Tuesday, 6 March 2012

expertise without experience?

A leading childcare author has come under fire in the media for publishing a comment in her latest book, suggesting that women should have sex with their partners soon after the birth so that they do not feel left out.

Gina Ford claimed in the book that women should start to get closer to their partners again from four to six weeks after giving birth, even if they don’t feel like it.

Other comments published in the book were from contributors to the forums on her website and stated opinions such as “You just have to grin and bear it.”

Now while in principle the idea of not shutting out the father of your baby is not a bad one, and trying to get back to having some adult time has some merit, I’m not entirely sure you can put a timeframe on these things. After all, every birth is different, and every mother reacts differently to having given birth. Having a baby is a life-changing event, not something you go through and then bounce back from back into how things were – things just don’t work like that.

But I have a deeper issue with this.

Gina Ford has herself never had children. She has cared for children, but she has herself never given birth, and yet she is selling a book based on her own opinions of how women should react after having given birth.

How on earth can you claim to know what people should do and how they should act if you have never experienced that which you are commenting on?

Let’s face it – everyone has their own opinions of most things. But the difference is that on the whole, they are merely opinions and nothing else. You can’t possibly seek to claim expertise over something of which you have absolutely no experience.

Gina Ford is entitled to her opinions on how people should behave after having given birth, but it is a dangerous road to go down to then sell those opinions in the name of expertise, when there is no experience to back them up.

People should have sex between four to six weeks after giving birth – that is Gina Ford’s opinion and should not be treated as anything more than that.

Gina ford does not know what she is talking about – that is a fact, and anyone who buys the book should bear that in mind before taking on the advice of someone who has no first-hand knowledge of what they are talking about.


  1. Gina's father left her mother I believe when Gina was a child. Gina's mother was supposedly a bit of a so-called "attachment parent". Her books may reflect that fact.
    They have nothing to do with us or our family, so yes I would firmly ignore her and other so-called expert's opinions.
    I read that the Baby whisperer, for example, left her kids behind in the UK and moved to the US with her new partner to nanny other people's kids. Again, I would firmly ignore her too!

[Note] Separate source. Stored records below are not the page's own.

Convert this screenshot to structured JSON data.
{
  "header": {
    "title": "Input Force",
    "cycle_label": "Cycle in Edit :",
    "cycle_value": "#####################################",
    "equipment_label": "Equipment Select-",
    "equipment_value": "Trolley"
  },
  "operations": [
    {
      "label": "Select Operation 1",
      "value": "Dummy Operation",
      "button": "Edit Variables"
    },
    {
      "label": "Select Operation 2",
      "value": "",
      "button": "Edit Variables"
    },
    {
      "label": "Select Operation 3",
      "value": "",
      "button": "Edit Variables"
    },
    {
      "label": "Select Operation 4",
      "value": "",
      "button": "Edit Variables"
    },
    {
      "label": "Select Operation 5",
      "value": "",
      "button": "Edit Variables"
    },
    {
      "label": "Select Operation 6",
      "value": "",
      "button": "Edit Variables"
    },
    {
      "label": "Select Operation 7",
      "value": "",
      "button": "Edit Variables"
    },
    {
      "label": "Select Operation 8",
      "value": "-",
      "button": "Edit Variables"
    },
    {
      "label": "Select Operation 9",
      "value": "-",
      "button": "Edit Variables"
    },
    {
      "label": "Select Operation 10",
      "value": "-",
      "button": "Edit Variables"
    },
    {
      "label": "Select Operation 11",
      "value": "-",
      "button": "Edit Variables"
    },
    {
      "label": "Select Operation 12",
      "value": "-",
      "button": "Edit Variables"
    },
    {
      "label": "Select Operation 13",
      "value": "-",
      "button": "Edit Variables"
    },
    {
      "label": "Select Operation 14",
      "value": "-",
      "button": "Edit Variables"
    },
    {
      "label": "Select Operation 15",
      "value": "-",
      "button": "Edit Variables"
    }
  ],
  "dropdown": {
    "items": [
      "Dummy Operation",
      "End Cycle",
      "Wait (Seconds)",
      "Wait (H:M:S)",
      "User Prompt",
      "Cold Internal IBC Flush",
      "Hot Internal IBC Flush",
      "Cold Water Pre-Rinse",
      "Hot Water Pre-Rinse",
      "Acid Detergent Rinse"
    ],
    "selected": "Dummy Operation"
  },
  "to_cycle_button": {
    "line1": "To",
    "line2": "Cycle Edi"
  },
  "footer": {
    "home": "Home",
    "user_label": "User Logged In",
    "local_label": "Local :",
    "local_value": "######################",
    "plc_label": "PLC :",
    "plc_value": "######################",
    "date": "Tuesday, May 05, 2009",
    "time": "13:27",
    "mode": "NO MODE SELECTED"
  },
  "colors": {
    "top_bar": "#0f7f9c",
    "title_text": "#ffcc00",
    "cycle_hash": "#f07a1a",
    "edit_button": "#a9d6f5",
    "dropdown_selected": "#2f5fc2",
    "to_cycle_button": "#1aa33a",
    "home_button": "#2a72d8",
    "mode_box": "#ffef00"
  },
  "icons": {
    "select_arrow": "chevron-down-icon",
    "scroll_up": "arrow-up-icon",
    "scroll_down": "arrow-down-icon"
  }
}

  2. I agree with what you've said. Also think that any "grin and bear it" instructions when it comes to sex, veer mildly into the territory of rape. No one should really be telling anyone else when they should and shouldn't be having sex.